This scales book is a classic in psychometrics. It is instrumental for survey researchers in the fields of advertising, marketing, consumer psychology, and other related fields that rely largely on attitudinal measures. My copy has gotten me through years of field research by helping provide testable, reliable scales.
Angeline Close Scheinbaum, Ph.D.
University of Texas at Austin

work

Six, seven-point Likert-type items measure a person’s ability to sustain effort despite hardships and setbacks.

The belief that there are opportunities for anyone to make economic progress and be successful through hard work is measured with five, seven-point Likert-type items.

The scale has twelve, six-point Likert-type items that measure a person’s chronic motivation to make progress towards achieving a goal in a direct manner without deviation and distraction.
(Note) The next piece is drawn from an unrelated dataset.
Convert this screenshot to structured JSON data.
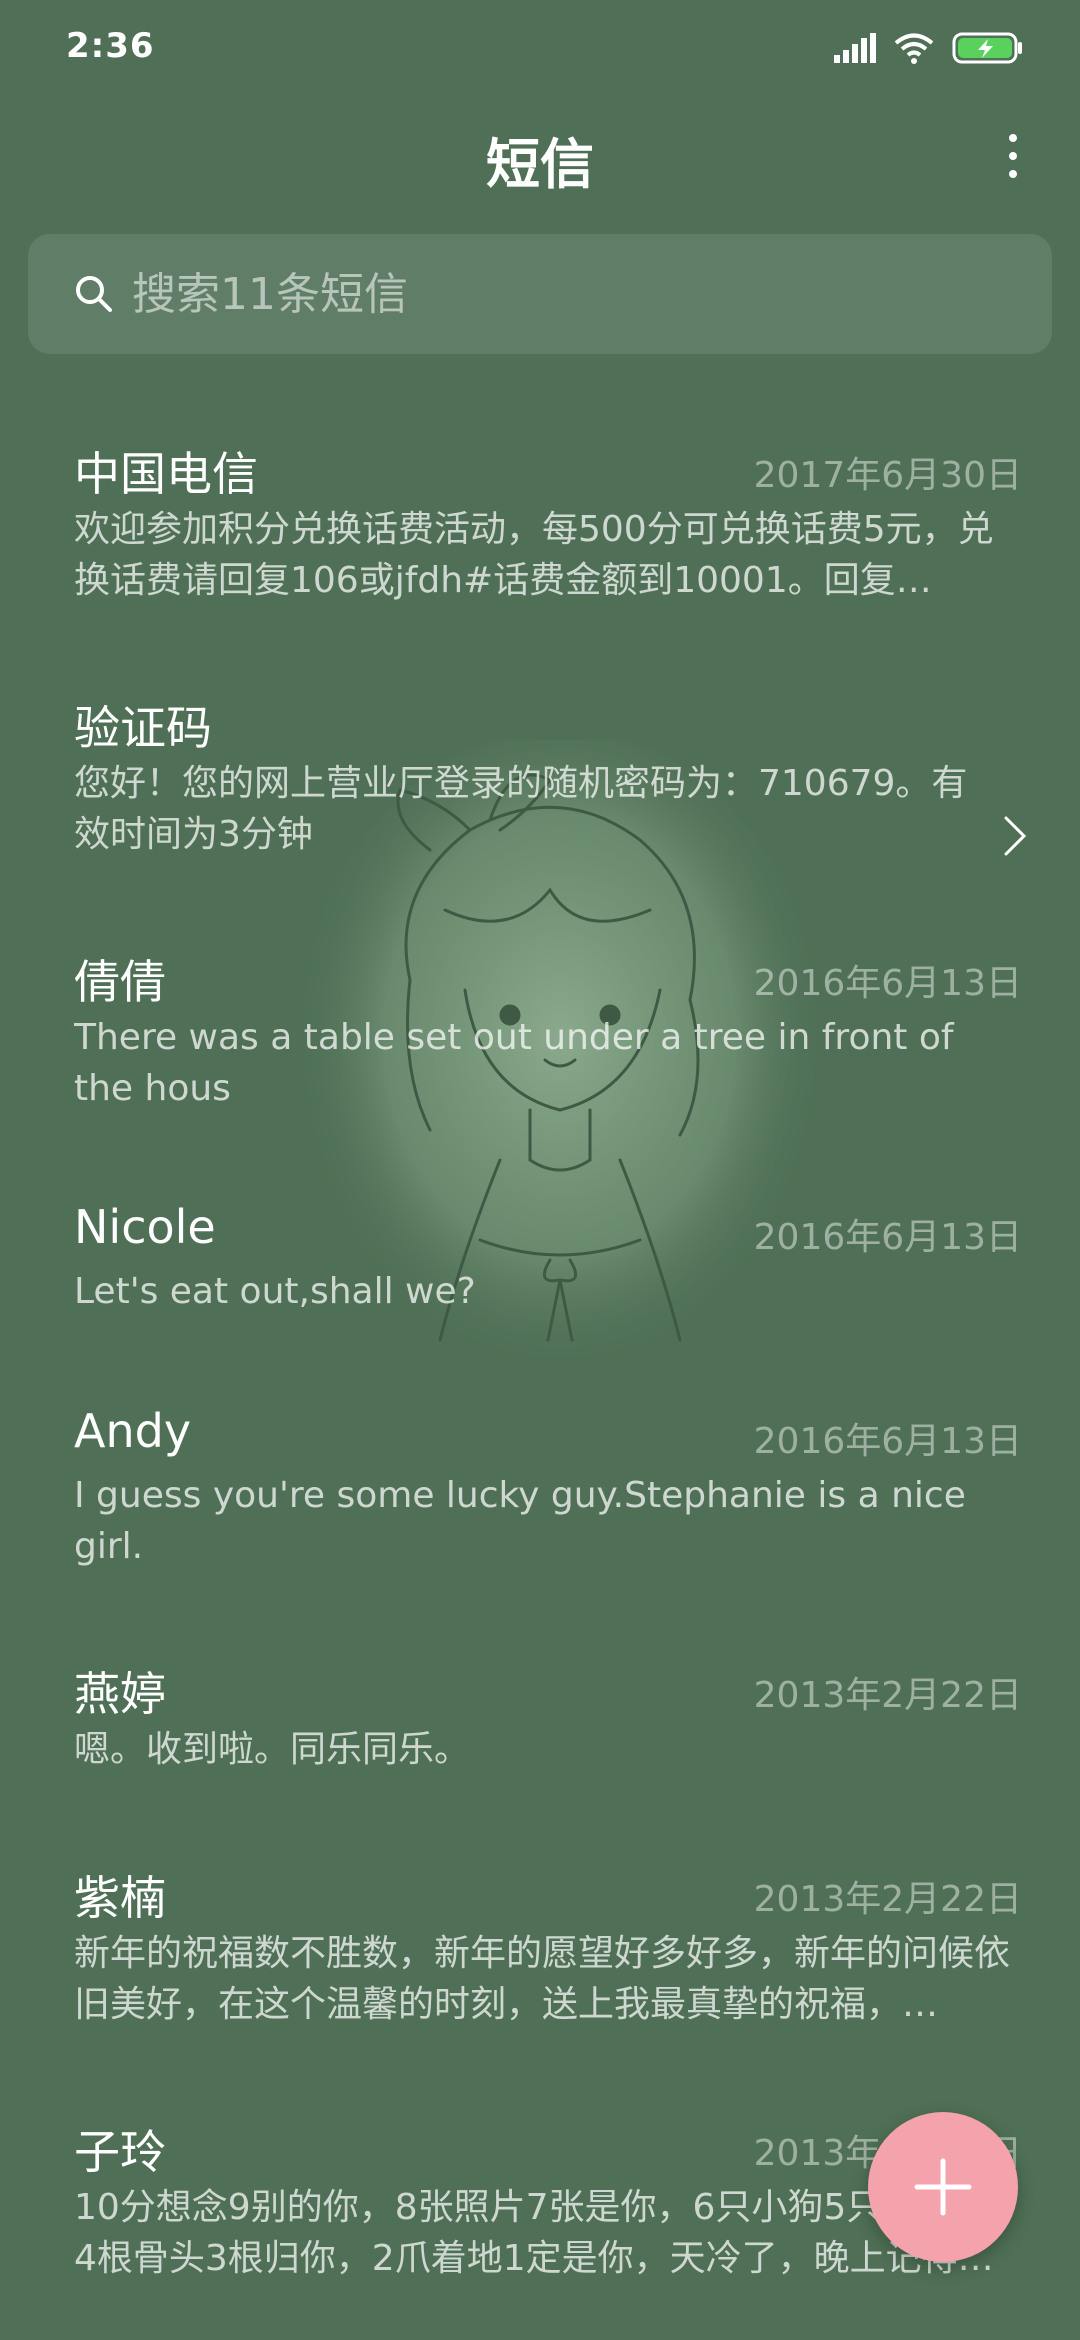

This scale is composed of three, seven-point items that measure how much a person believes another person is busy at work rather than spending time in leisure activities.

Using three, seven-point Likert-type items, the scale measures how much a person believes that people can achieve success over time if they work hard.

The scale measures the degree to which a person views a particular activity as being like a chore and requiring effort to do.  Two- and three-item versions have been tested as have versions with slightly different items.

A person's preparation for and eagerness to begin a certain task is measured in this scale with three, nine-point Likert-type items.

This four-item, seven-point Likert-type scale is used in measuring the degree to which a person reports enjoyment of work in general and staying busy. This is not necessarily an indication of involvement or interest in a specific job.

This is a three-item, seven-point scale measuring the relative amount of time a person spends on achieving a healthy balance between stress and work on the one hand and rest and relaxation on the other.

The scale uses five, five-point statements to measure the perceived probability that a person will advance through the stages of a job application process from contacting the company to accepting the position if it is offered.